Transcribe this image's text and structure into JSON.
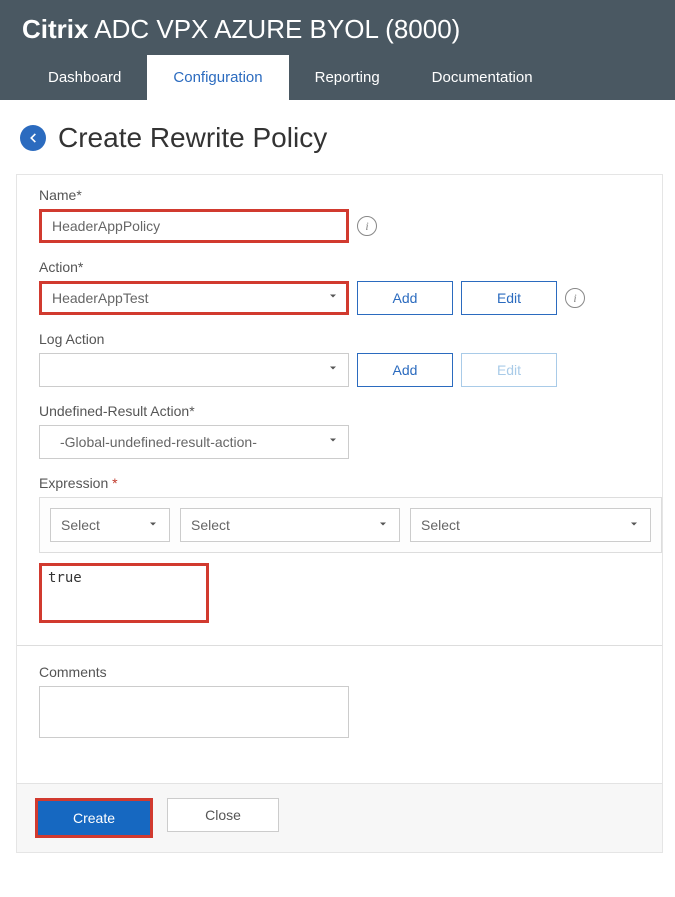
{
  "header": {
    "brand_bold": "Citrix",
    "brand_rest": " ADC VPX AZURE BYOL (8000)"
  },
  "tabs": [
    {
      "label": "Dashboard",
      "active": false
    },
    {
      "label": "Configuration",
      "active": true
    },
    {
      "label": "Reporting",
      "active": false
    },
    {
      "label": "Documentation",
      "active": false
    }
  ],
  "page": {
    "title": "Create Rewrite Policy"
  },
  "form": {
    "name": {
      "label": "Name*",
      "value": "HeaderAppPolicy"
    },
    "action": {
      "label": "Action*",
      "value": "HeaderAppTest",
      "add": "Add",
      "edit": "Edit"
    },
    "log_action": {
      "label": "Log Action",
      "value": "",
      "add": "Add",
      "edit": "Edit"
    },
    "undefined_action": {
      "label": "Undefined-Result Action*",
      "value": "-Global-undefined-result-action-"
    },
    "expression": {
      "label": "Expression ",
      "star": "*",
      "select_placeholder": "Select",
      "value": "true"
    },
    "comments": {
      "label": "Comments",
      "value": ""
    }
  },
  "footer": {
    "create": "Create",
    "close": "Close"
  }
}
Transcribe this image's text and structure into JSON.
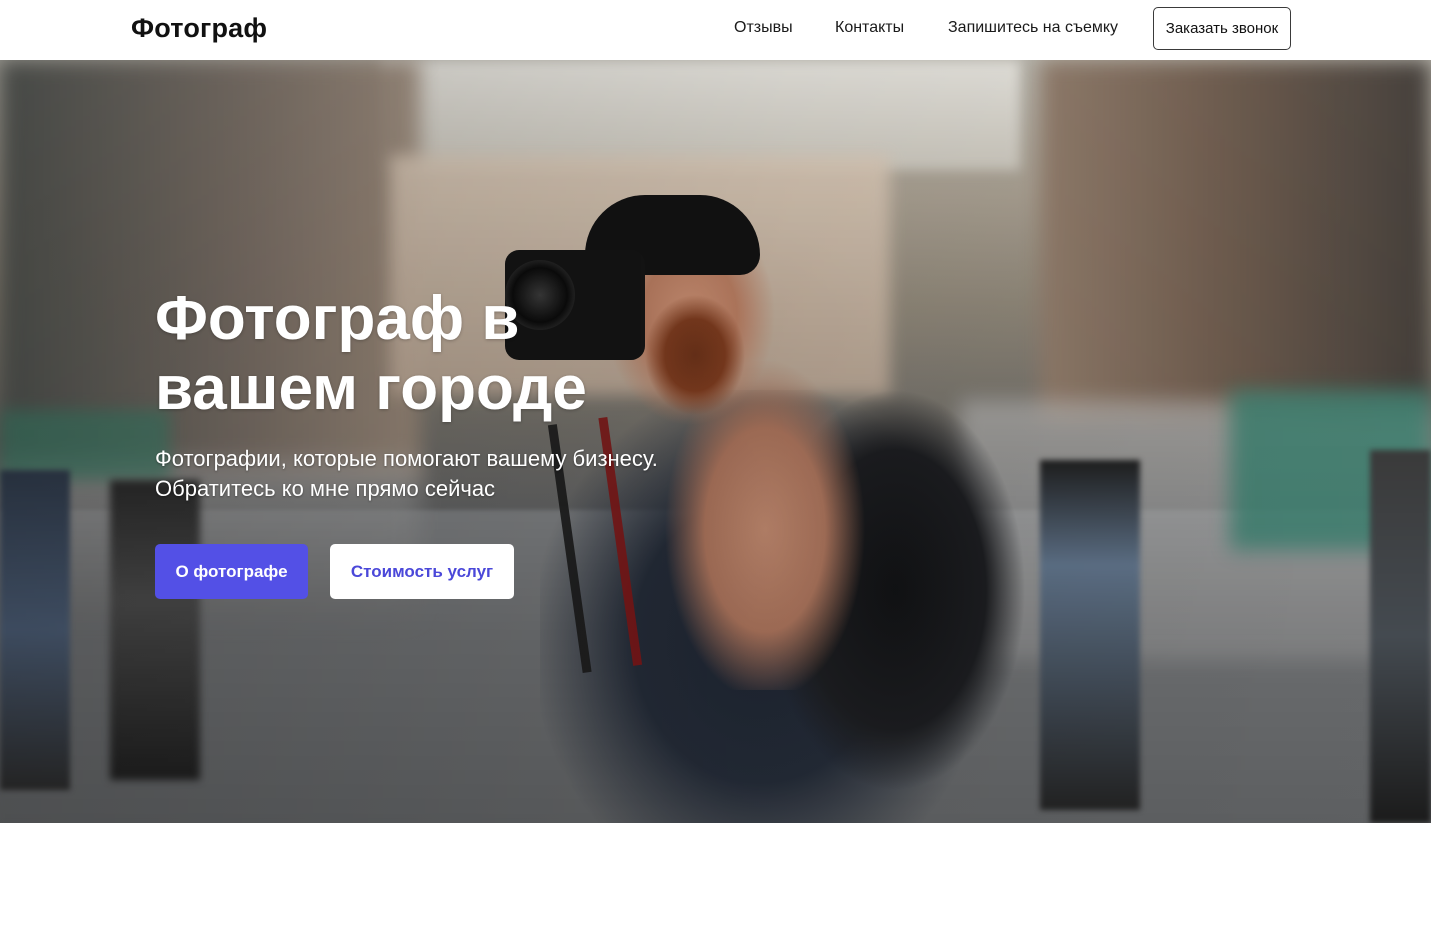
{
  "header": {
    "logo": "Фотограф",
    "nav": [
      {
        "label": "Отзывы"
      },
      {
        "label": "Контакты"
      },
      {
        "label": "Запишитесь на съемку"
      }
    ],
    "call_button": "Заказать звонок"
  },
  "hero": {
    "title": "Фотограф в вашем городе",
    "subtitle": "Фотографии, которые помогают вашему бизнесу. Обратитесь ко мне прямо сейчас",
    "buttons": {
      "about": "О фотографе",
      "pricing": "Стоимость услуг"
    }
  },
  "colors": {
    "primary": "#5350e6",
    "primary_text": "#4b48d9",
    "header_bg": "#ffffff"
  }
}
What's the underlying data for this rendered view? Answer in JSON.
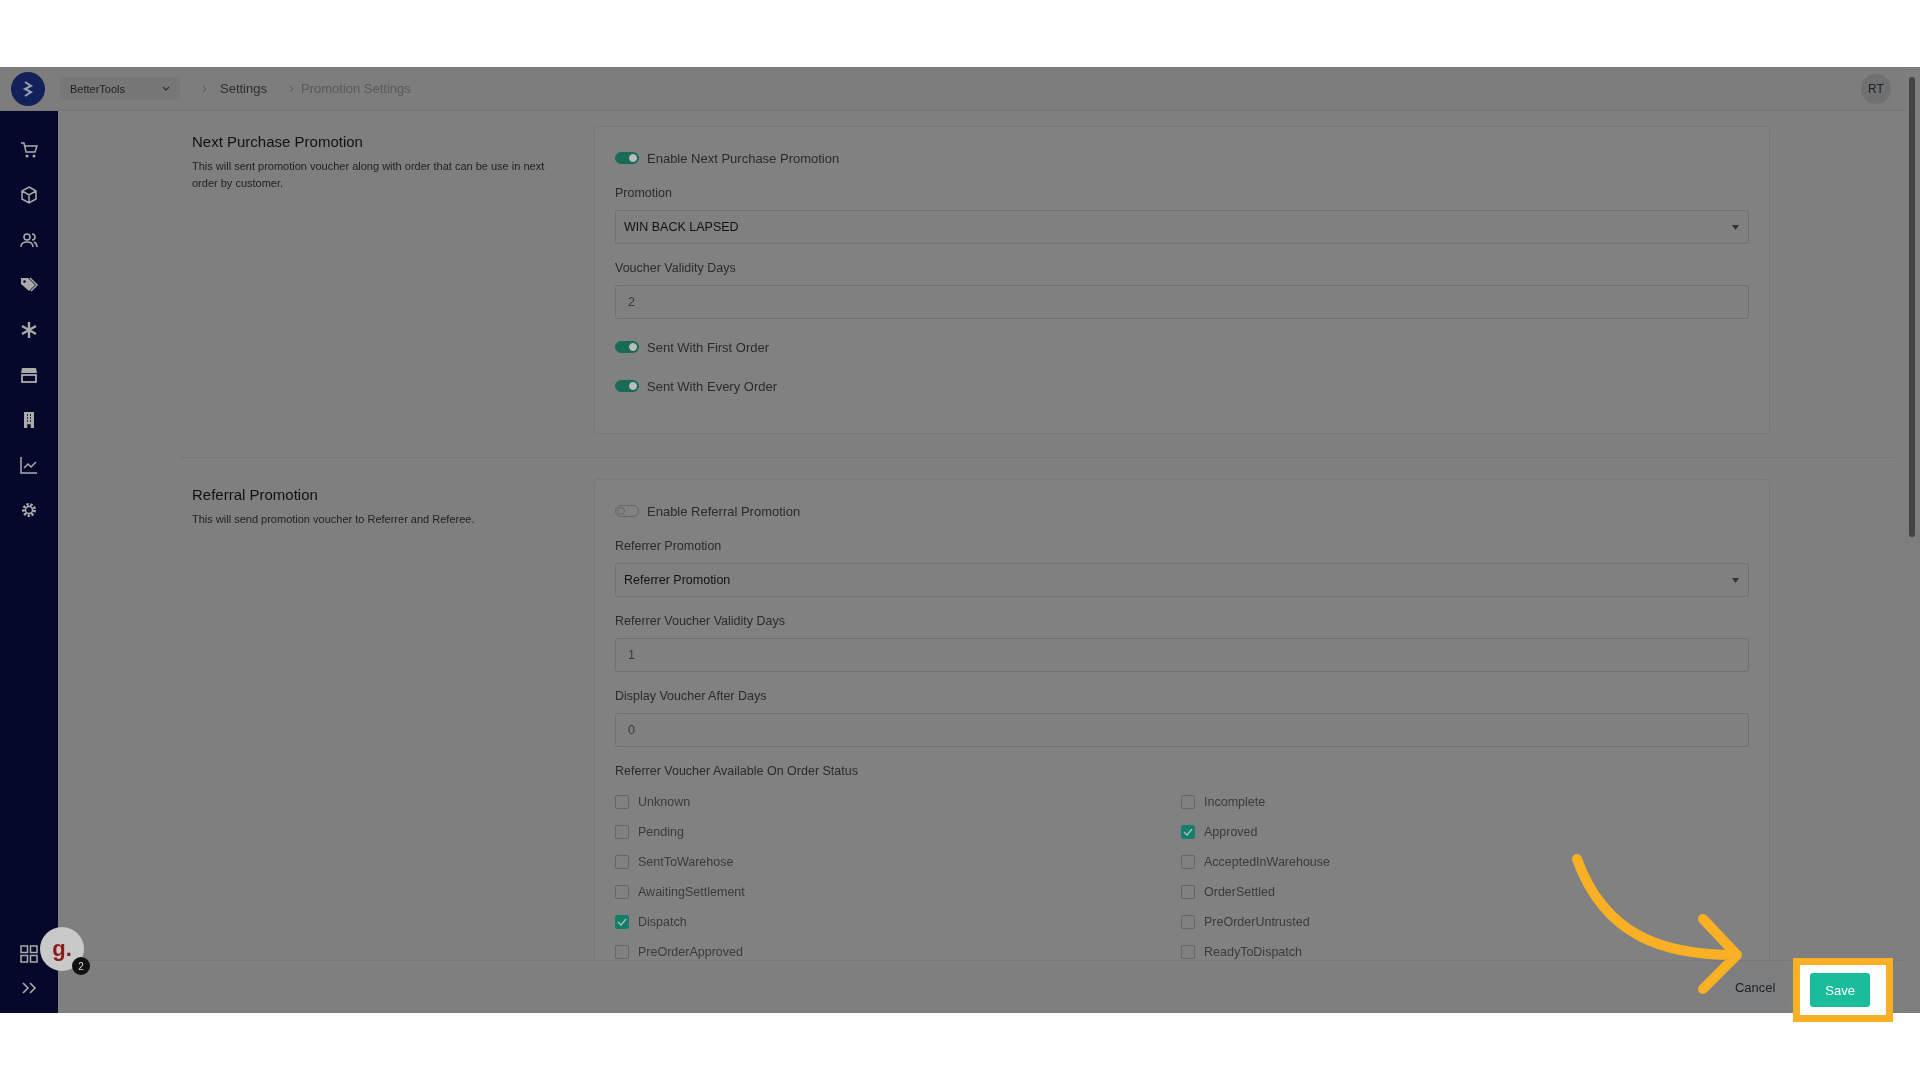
{
  "header": {
    "workspace": "BetterTools",
    "breadcrumbs": [
      {
        "label": "Settings",
        "current": false
      },
      {
        "label": "Promotion Settings",
        "current": true
      }
    ],
    "avatar": "RT"
  },
  "sections": [
    {
      "title": "Next Purchase Promotion",
      "description": "This will sent promotion voucher along with order that can be use in next order by customer.",
      "fields": [
        {
          "kind": "toggle",
          "label": "Enable Next Purchase Promotion",
          "on": true
        },
        {
          "kind": "select",
          "label": "Promotion",
          "value": "WIN BACK LAPSED"
        },
        {
          "kind": "input",
          "label": "Voucher Validity Days",
          "value": "2"
        },
        {
          "kind": "toggle",
          "label": "Sent With First Order",
          "on": true
        },
        {
          "kind": "toggle",
          "label": "Sent With Every Order",
          "on": true
        }
      ]
    },
    {
      "title": "Referral Promotion",
      "description": "This will send promotion voucher to Referrer and Referee.",
      "fields": [
        {
          "kind": "toggle",
          "label": "Enable Referral Promotion",
          "on": false
        },
        {
          "kind": "select",
          "label": "Referrer Promotion",
          "value": "Referrer Promotion"
        },
        {
          "kind": "input",
          "label": "Referrer Voucher Validity Days",
          "value": "1"
        },
        {
          "kind": "input",
          "label": "Display Voucher After Days",
          "value": "0"
        },
        {
          "kind": "checkboxes",
          "label": "Referrer Voucher Available On Order Status",
          "options": [
            {
              "label": "Unknown",
              "checked": false
            },
            {
              "label": "Incomplete",
              "checked": false
            },
            {
              "label": "Pending",
              "checked": false
            },
            {
              "label": "Approved",
              "checked": true
            },
            {
              "label": "SentToWarehose",
              "checked": false
            },
            {
              "label": "AcceptedInWarehouse",
              "checked": false
            },
            {
              "label": "AwaitingSettlement",
              "checked": false
            },
            {
              "label": "OrderSettled",
              "checked": false
            },
            {
              "label": "Dispatch",
              "checked": true
            },
            {
              "label": "PreOrderUntrusted",
              "checked": false
            },
            {
              "label": "PreOrderApproved",
              "checked": false
            },
            {
              "label": "ReadyToDispatch",
              "checked": false
            }
          ]
        }
      ]
    }
  ],
  "footer": {
    "buttons": [
      {
        "label": "Cancel",
        "kind": "secondary"
      },
      {
        "label": "Save",
        "kind": "primary"
      }
    ]
  },
  "helper": {
    "initial": "g.",
    "badge": "2"
  }
}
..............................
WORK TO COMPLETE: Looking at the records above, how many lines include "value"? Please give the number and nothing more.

PROBLEM SOLUTION: 11